Microsoft is to pay out $1.1 billion to a group of California consumers who accused the software firm of maintaining an unfair software monopoly and overcharging.
The suit - filed in San Francisco more than two years ago and due to go to trial next month - alleged that Microsoft violated California's antitrust and unfair competition laws. The settlement came two months after a federal judge endorsed a settlement between Microsoft and the government, ending a four-year battle over the company's illegal bullying of competitors.
The consumers had claimed that millions of consumers in California had overpaid Microsoft for their products due to its monopoly. The $1.1 billion will be distributed to the members of the class action suit in the form of vouchers that can be used to buy any manufacturer's desktop, laptop and tablet computers with any software.
"This is one of the largest settlements ever reached under the antitrust or unfair competition laws of California," said the consumers' lawyer Eugene Crew.
There’s the prospect of more legal trouble for Microsoft still to come after a federal judge refused to dismiss antitrust cases filed against the company by two small rival software companies - Be and Burst.com. Be, which dissolved as a company last year, has alleged it was excluded from competing in the market for computer operating systems when Microsoft pressured computer makers not to ship computers with two operating systems.
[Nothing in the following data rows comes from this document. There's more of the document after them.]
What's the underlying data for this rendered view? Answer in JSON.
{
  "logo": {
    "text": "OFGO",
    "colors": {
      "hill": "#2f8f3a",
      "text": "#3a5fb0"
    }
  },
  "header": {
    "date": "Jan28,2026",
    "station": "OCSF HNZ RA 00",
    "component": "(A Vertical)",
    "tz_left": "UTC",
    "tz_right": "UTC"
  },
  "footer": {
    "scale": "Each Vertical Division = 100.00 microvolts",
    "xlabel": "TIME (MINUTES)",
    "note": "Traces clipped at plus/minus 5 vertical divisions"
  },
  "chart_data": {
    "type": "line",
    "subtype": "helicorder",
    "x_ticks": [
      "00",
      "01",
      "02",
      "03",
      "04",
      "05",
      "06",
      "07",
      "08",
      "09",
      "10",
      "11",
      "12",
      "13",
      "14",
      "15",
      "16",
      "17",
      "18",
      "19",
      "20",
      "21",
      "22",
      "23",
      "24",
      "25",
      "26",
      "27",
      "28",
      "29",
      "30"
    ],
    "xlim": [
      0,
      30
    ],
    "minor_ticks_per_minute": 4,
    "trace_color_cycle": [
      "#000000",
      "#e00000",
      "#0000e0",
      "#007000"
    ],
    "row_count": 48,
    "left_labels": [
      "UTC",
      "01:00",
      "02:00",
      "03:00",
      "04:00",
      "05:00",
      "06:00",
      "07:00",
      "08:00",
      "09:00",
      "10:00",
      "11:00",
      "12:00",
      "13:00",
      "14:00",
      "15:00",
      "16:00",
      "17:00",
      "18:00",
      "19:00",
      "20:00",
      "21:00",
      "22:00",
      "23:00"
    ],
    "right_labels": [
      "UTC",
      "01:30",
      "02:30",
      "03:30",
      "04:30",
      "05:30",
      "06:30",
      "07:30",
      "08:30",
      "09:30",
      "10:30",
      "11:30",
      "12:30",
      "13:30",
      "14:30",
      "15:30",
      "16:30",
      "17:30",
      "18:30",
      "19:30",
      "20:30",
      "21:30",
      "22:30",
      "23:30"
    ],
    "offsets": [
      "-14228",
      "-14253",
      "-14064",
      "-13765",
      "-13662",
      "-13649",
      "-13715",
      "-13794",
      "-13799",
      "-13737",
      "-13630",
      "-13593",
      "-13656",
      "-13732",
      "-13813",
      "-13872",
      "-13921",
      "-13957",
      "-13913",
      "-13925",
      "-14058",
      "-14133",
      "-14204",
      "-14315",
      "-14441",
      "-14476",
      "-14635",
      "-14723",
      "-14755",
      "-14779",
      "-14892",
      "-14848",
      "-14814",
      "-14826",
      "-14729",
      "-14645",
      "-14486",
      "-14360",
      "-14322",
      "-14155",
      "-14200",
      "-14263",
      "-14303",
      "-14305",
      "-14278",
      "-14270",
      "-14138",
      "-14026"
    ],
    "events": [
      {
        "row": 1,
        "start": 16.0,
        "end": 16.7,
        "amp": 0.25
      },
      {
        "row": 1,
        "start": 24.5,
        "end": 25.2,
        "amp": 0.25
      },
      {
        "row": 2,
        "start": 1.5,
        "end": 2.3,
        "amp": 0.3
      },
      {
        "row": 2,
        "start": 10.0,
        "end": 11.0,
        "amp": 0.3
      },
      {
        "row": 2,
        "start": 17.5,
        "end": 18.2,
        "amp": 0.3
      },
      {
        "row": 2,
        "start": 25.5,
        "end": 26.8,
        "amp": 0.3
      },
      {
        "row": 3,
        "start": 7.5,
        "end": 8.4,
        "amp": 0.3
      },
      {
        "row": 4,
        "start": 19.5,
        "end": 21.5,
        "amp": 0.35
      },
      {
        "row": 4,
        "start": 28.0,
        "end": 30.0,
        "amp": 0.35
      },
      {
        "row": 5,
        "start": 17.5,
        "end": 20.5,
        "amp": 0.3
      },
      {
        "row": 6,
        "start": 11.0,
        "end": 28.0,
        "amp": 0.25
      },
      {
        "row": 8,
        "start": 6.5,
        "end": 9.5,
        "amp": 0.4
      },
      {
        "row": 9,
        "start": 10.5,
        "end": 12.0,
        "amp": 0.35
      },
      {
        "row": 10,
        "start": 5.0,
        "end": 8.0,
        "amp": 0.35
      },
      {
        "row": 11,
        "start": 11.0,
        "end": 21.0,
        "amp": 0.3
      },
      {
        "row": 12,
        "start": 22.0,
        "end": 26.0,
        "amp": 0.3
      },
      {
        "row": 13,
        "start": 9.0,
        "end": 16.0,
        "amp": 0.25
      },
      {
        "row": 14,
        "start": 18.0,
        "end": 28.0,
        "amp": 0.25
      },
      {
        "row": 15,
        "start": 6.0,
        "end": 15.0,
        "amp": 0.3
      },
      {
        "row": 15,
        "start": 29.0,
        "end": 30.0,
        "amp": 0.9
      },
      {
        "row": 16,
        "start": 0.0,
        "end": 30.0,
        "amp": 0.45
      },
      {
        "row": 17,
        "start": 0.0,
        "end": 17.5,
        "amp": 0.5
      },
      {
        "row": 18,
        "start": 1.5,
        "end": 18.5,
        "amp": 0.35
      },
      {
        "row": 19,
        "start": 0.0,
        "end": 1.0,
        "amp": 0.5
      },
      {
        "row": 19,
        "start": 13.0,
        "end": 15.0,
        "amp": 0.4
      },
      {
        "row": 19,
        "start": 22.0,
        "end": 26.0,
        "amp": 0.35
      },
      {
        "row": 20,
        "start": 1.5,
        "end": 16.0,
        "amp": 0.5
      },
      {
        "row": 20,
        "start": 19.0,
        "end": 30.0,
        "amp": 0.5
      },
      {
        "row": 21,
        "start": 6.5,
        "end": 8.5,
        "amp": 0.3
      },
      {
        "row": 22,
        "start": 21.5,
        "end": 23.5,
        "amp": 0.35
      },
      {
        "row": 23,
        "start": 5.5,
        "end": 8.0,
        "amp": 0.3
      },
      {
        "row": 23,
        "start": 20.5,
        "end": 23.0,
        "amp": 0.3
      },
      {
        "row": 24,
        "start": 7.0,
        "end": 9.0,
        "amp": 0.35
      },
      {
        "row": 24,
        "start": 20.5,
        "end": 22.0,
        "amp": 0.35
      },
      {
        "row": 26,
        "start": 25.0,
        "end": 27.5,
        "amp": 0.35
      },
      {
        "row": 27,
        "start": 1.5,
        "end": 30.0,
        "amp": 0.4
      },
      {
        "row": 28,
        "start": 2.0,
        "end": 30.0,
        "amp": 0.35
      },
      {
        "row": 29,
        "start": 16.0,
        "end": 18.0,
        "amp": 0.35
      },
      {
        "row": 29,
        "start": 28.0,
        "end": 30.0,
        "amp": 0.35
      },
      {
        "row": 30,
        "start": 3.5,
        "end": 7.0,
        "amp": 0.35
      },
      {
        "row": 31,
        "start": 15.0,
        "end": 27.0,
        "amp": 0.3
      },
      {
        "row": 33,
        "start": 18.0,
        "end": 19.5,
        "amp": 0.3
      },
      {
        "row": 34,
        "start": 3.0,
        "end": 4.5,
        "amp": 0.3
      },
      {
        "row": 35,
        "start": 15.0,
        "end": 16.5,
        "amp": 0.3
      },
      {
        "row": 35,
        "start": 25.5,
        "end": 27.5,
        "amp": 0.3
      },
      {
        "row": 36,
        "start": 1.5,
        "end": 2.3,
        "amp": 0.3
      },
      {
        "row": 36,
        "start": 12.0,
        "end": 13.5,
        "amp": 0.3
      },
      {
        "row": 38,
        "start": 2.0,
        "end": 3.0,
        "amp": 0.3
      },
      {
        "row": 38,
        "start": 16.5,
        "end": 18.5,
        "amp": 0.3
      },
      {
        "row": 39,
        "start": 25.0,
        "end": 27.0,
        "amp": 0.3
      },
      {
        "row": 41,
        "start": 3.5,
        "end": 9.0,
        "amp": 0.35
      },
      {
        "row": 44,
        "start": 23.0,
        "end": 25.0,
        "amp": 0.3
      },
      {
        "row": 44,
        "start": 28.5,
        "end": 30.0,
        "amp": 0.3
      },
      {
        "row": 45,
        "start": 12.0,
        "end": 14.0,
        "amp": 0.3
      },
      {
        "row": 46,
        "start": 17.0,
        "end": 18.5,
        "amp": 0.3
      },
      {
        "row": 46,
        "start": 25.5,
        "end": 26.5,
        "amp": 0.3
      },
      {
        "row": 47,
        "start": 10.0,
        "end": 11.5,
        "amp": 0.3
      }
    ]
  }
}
Burst says Microsoft forced it out of the market for video-streaming software by pressuring chip-maker Intel Corp and RealNetworks Inc not to support Burst technologies.
Microsoft had argued that there was doubt about how far its actions had impacted on the two firms, but US district judge J Frederick Motz said he would allow the cases to proceed. "I am satisfied there are sufficient allegations as to federal antitrust claims," Motz said in court after hearing arguments from the parties.